(Beginning of Provided entries)
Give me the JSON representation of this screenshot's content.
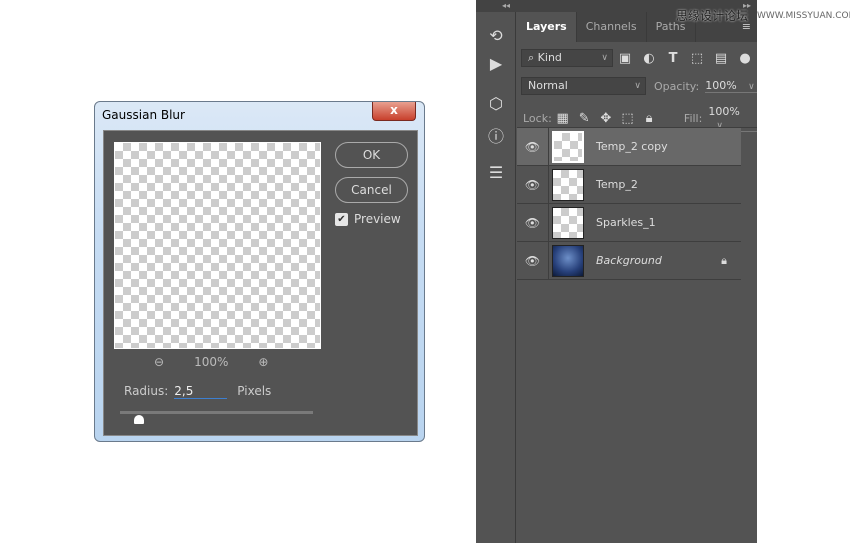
{
  "dialog": {
    "title": "Gaussian Blur",
    "close": "x",
    "ok": "OK",
    "cancel": "Cancel",
    "preview_label": "Preview",
    "preview_checked": true,
    "zoom": "100%",
    "radius_label": "Radius:",
    "radius_value": "2,5",
    "radius_unit": "Pixels",
    "slider_fraction": 0.1
  },
  "panel": {
    "tabs": [
      "Layers",
      "Channels",
      "Paths"
    ],
    "filter": "Kind",
    "blend_mode": "Normal",
    "opacity_label": "Opacity:",
    "opacity": "100%",
    "lock_label": "Lock:",
    "fill_label": "Fill:",
    "fill": "100%",
    "layers": [
      {
        "name": "Temp_2 copy",
        "selected": true
      },
      {
        "name": "Temp_2"
      },
      {
        "name": "Sparkles_1"
      },
      {
        "name": "Background",
        "italic": true,
        "locked": true
      }
    ]
  },
  "watermark": {
    "cn": "思缘设计论坛",
    "url": "WWW.MISSYUAN.COM"
  }
}
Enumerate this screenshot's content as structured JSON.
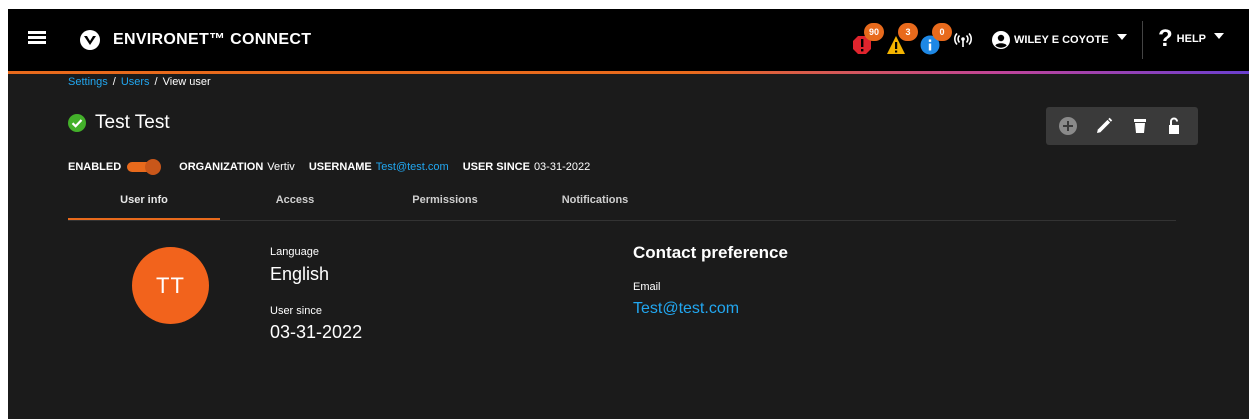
{
  "header": {
    "app_title": "ENVIRONET™ CONNECT",
    "alerts": [
      {
        "type": "critical",
        "icon": "critical-alarm-icon",
        "count": "90",
        "color": "#e0242d"
      },
      {
        "type": "warning",
        "icon": "warning-triangle-icon",
        "count": "3",
        "color": "#f4b400"
      },
      {
        "type": "info",
        "icon": "info-icon",
        "count": "0",
        "color": "#1e88e5"
      }
    ],
    "user_name": "WILEY E COYOTE",
    "help_label": "HELP"
  },
  "breadcrumb": {
    "items": [
      "Settings",
      "Users",
      "View user"
    ],
    "separator": "/"
  },
  "page_title": "Test Test",
  "toolbar": {
    "actions": [
      "add-icon",
      "edit-icon",
      "delete-icon",
      "unlock-icon"
    ]
  },
  "meta": {
    "enabled_label": "ENABLED",
    "enabled": true,
    "organization_label": "ORGANIZATION",
    "organization": "Vertiv",
    "username_label": "USERNAME",
    "username": "Test@test.com",
    "user_since_label": "USER SINCE",
    "user_since": "03-31-2022"
  },
  "tabs": [
    {
      "label": "User info",
      "active": true
    },
    {
      "label": "Access",
      "active": false
    },
    {
      "label": "Permissions",
      "active": false
    },
    {
      "label": "Notifications",
      "active": false
    }
  ],
  "user_info": {
    "avatar_initials": "TT",
    "language_label": "Language",
    "language": "English",
    "user_since_label": "User since",
    "user_since": "03-31-2022",
    "contact_title": "Contact preference",
    "email_label": "Email",
    "email": "Test@test.com"
  },
  "colors": {
    "accent": "#e86a1c",
    "link": "#22a7f0",
    "background": "#1b1b1b",
    "topbar": "#000000"
  }
}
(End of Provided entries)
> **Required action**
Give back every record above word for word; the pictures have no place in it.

> **Exercise answer**
Give me the JSON representation of this screenshot's content.
{
  "dialog": {
    "title": "Gaussian Blur",
    "close": "x",
    "ok": "OK",
    "cancel": "Cancel",
    "preview_label": "Preview",
    "preview_checked": true,
    "zoom": "100%",
    "radius_label": "Radius:",
    "radius_value": "2,5",
    "radius_unit": "Pixels",
    "slider_fraction": 0.1
  },
  "panel": {
    "tabs": [
      "Layers",
      "Channels",
      "Paths"
    ],
    "filter": "Kind",
    "blend_mode": "Normal",
    "opacity_label": "Opacity:",
    "opacity": "100%",
    "lock_label": "Lock:",
    "fill_label": "Fill:",
    "fill": "100%",
    "layers": [
      {
        "name": "Temp_2 copy",
        "selected": true
      },
      {
        "name": "Temp_2"
      },
      {
        "name": "Sparkles_1"
      },
      {
        "name": "Background",
        "italic": true,
        "locked": true
      }
    ]
  },
  "watermark": {
    "cn": "思缘设计论坛",
    "url": "WWW.MISSYUAN.COM"
  }
}
Enumerate this screenshot's content as structured JSON.
{
  "header": {
    "app_title": "ENVIRONET™ CONNECT",
    "alerts": [
      {
        "type": "critical",
        "icon": "critical-alarm-icon",
        "count": "90",
        "color": "#e0242d"
      },
      {
        "type": "warning",
        "icon": "warning-triangle-icon",
        "count": "3",
        "color": "#f4b400"
      },
      {
        "type": "info",
        "icon": "info-icon",
        "count": "0",
        "color": "#1e88e5"
      }
    ],
    "user_name": "WILEY E COYOTE",
    "help_label": "HELP"
  },
  "breadcrumb": {
    "items": [
      "Settings",
      "Users",
      "View user"
    ],
    "separator": "/"
  },
  "page_title": "Test Test",
  "toolbar": {
    "actions": [
      "add-icon",
      "edit-icon",
      "delete-icon",
      "unlock-icon"
    ]
  },
  "meta": {
    "enabled_label": "ENABLED",
    "enabled": true,
    "organization_label": "ORGANIZATION",
    "organization": "Vertiv",
    "username_label": "USERNAME",
    "username": "Test@test.com",
    "user_since_label": "USER SINCE",
    "user_since": "03-31-2022"
  },
  "tabs": [
    {
      "label": "User info",
      "active": true
    },
    {
      "label": "Access",
      "active": false
    },
    {
      "label": "Permissions",
      "active": false
    },
    {
      "label": "Notifications",
      "active": false
    }
  ],
  "user_info": {
    "avatar_initials": "TT",
    "language_label": "Language",
    "language": "English",
    "user_since_label": "User since",
    "user_since": "03-31-2022",
    "contact_title": "Contact preference",
    "email_label": "Email",
    "email": "Test@test.com"
  },
  "colors": {
    "accent": "#e86a1c",
    "link": "#22a7f0",
    "background": "#1b1b1b",
    "topbar": "#000000"
  }
}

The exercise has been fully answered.